● RECORDS SHOWN:
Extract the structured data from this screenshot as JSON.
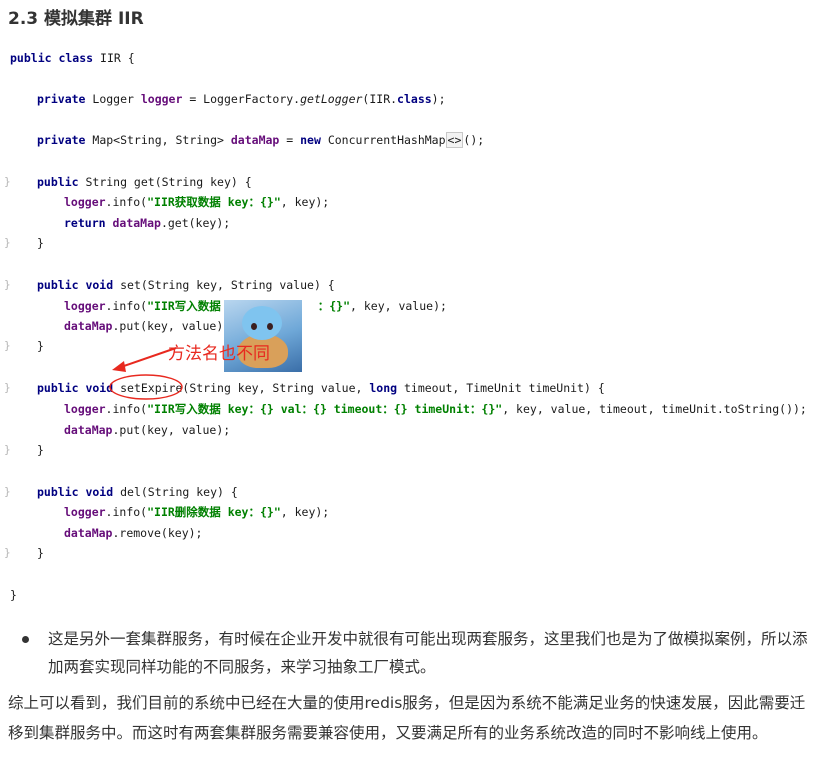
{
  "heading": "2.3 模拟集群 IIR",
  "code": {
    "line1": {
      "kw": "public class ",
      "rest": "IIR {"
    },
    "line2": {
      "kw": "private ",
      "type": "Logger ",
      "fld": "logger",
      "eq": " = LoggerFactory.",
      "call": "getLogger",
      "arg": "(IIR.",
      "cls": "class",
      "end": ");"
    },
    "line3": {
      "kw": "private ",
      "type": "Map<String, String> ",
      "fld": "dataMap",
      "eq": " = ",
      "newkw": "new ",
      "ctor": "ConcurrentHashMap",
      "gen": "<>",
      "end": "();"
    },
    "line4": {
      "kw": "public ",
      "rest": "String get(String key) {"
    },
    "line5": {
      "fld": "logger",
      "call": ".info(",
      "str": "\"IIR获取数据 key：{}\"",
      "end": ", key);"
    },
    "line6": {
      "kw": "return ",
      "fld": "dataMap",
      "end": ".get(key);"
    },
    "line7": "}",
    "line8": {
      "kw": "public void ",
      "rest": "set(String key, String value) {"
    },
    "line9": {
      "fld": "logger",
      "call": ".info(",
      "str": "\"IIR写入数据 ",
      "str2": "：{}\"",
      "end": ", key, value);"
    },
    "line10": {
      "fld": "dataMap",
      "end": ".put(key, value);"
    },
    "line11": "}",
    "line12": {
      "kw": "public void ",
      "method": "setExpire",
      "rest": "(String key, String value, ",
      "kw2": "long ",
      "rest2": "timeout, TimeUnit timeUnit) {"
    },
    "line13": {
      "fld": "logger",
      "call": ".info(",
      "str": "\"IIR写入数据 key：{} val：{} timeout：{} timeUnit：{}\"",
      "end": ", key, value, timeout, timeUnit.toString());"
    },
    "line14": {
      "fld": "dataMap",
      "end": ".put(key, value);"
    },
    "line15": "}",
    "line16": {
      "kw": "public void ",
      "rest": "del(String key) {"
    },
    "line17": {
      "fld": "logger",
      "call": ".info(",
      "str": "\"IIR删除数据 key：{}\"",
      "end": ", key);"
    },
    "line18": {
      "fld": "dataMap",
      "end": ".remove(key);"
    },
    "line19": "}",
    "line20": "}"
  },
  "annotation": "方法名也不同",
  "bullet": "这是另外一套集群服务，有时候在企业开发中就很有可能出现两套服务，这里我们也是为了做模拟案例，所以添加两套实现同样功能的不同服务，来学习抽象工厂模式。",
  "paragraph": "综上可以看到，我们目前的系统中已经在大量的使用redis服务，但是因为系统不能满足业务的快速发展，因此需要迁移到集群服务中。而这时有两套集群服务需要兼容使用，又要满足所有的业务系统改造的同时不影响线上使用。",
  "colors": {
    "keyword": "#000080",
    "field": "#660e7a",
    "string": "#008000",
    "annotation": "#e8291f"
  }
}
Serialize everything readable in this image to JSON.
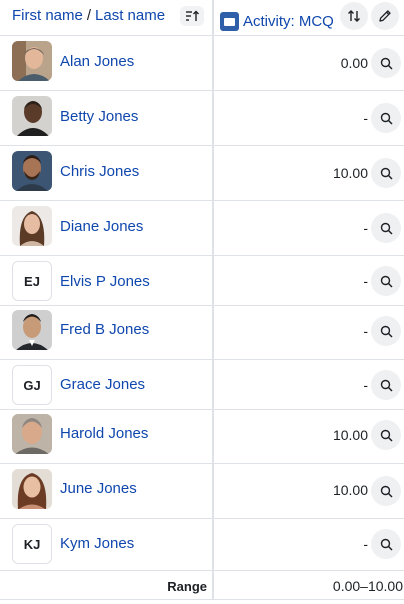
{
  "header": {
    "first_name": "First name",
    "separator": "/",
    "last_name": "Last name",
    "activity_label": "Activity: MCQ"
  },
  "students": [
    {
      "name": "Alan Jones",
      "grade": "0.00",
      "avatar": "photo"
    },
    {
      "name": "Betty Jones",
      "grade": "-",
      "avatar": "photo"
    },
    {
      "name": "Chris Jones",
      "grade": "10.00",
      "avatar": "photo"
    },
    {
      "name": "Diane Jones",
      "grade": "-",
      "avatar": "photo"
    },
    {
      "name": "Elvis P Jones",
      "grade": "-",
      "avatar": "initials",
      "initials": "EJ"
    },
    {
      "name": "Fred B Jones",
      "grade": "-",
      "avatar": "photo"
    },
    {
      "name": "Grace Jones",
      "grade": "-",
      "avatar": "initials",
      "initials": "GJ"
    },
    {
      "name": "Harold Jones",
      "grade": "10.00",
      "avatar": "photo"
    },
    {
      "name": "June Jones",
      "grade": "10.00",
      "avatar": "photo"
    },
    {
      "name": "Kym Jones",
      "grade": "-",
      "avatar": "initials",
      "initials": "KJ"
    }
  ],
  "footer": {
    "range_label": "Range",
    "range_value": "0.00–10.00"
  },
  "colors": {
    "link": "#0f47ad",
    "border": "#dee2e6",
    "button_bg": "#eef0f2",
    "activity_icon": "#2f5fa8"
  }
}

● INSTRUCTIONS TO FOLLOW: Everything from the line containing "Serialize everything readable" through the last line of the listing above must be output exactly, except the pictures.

● SOLUTION TO THIS PROBLEM:
Serialize everything readable in this image to JSON.
{
  "header": {
    "first_name": "First name",
    "separator": "/",
    "last_name": "Last name",
    "activity_label": "Activity: MCQ"
  },
  "students": [
    {
      "name": "Alan Jones",
      "grade": "0.00",
      "avatar": "photo"
    },
    {
      "name": "Betty Jones",
      "grade": "-",
      "avatar": "photo"
    },
    {
      "name": "Chris Jones",
      "grade": "10.00",
      "avatar": "photo"
    },
    {
      "name": "Diane Jones",
      "grade": "-",
      "avatar": "photo"
    },
    {
      "name": "Elvis P Jones",
      "grade": "-",
      "avatar": "initials",
      "initials": "EJ"
    },
    {
      "name": "Fred B Jones",
      "grade": "-",
      "avatar": "photo"
    },
    {
      "name": "Grace Jones",
      "grade": "-",
      "avatar": "initials",
      "initials": "GJ"
    },
    {
      "name": "Harold Jones",
      "grade": "10.00",
      "avatar": "photo"
    },
    {
      "name": "June Jones",
      "grade": "10.00",
      "avatar": "photo"
    },
    {
      "name": "Kym Jones",
      "grade": "-",
      "avatar": "initials",
      "initials": "KJ"
    }
  ],
  "footer": {
    "range_label": "Range",
    "range_value": "0.00–10.00"
  },
  "colors": {
    "link": "#0f47ad",
    "border": "#dee2e6",
    "button_bg": "#eef0f2",
    "activity_icon": "#2f5fa8"
  }
}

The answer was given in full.